Get Ready: Tai High
Published Jul 1, 2009 10:00 AM
Most people recognize the slow, flowing motions of tai chi, but instructor Peter Asco says the centuries-old martial art is much more than a graceful routine.
The form follows circular motions inspired by nature, he said, and because of this, students and masters alike enjoy heightened health, energy, and overall sense of well-being.
"Everybody seems to be looking for that magic key," he said. "That's what tai chi is.
"Once you start doing it you start seeing changes the first day."
Asco, who teaches regular tai chi classes at UCLA, in Westwood and West L.A., attributes his own physical health to tai chi and qi gong, the internal, meditative aspect of the martial art form.
"You follow the circular path, you work in circles," he said. "It is the most natural, most efficient way to move and redirect energy.
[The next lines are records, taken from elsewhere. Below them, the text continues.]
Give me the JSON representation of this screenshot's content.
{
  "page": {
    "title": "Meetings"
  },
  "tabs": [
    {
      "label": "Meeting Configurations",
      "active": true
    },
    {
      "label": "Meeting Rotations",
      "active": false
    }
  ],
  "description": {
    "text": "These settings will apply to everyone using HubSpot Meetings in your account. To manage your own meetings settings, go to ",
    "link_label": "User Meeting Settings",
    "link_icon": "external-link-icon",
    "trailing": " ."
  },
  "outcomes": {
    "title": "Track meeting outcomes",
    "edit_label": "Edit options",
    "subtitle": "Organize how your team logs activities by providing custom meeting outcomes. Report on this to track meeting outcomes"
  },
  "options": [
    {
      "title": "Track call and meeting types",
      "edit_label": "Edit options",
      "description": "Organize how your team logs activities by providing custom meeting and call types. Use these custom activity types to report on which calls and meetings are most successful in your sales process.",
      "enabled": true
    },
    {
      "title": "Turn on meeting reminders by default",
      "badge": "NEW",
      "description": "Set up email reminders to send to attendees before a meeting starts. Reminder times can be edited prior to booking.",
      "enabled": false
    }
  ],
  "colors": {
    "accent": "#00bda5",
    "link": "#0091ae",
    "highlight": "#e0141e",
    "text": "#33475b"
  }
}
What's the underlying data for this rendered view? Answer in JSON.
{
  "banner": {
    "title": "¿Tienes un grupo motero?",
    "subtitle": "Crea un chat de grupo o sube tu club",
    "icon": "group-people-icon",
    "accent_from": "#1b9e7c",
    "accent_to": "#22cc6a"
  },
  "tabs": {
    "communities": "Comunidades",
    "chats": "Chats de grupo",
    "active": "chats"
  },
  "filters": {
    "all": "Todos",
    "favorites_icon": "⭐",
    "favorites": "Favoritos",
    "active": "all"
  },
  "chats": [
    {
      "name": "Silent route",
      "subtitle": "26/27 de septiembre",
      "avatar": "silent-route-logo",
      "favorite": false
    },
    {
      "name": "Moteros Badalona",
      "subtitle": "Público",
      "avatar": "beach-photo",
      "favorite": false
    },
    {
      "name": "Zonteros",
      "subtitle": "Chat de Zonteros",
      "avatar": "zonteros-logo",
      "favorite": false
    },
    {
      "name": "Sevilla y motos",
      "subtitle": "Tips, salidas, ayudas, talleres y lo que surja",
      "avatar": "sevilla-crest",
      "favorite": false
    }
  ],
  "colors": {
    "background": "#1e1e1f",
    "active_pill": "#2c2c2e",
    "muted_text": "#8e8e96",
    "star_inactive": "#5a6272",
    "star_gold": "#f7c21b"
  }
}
Basically, tai chi was invented by observation of nature and the universe and what laws were at play."
Asco and UCLA's Fowler Museum will bring that magic key to campus in August, as a compliment to the Steeped in History: The Art of Tea exhibit.
"We always do some sort of activity on our terrace in August," said Bonnie Poon, manager of public programs for the Fowler. "It's an after-work activity that people can enjoy, and we always try to link it to our exhibitions."
Museum patrons can enjoy the tea exhibit, Steeped in History, then go out to the terrace for a tai chi lesson as the sun sets and weather cools.
"It's a very relaxing, peaceful thing," Poon says.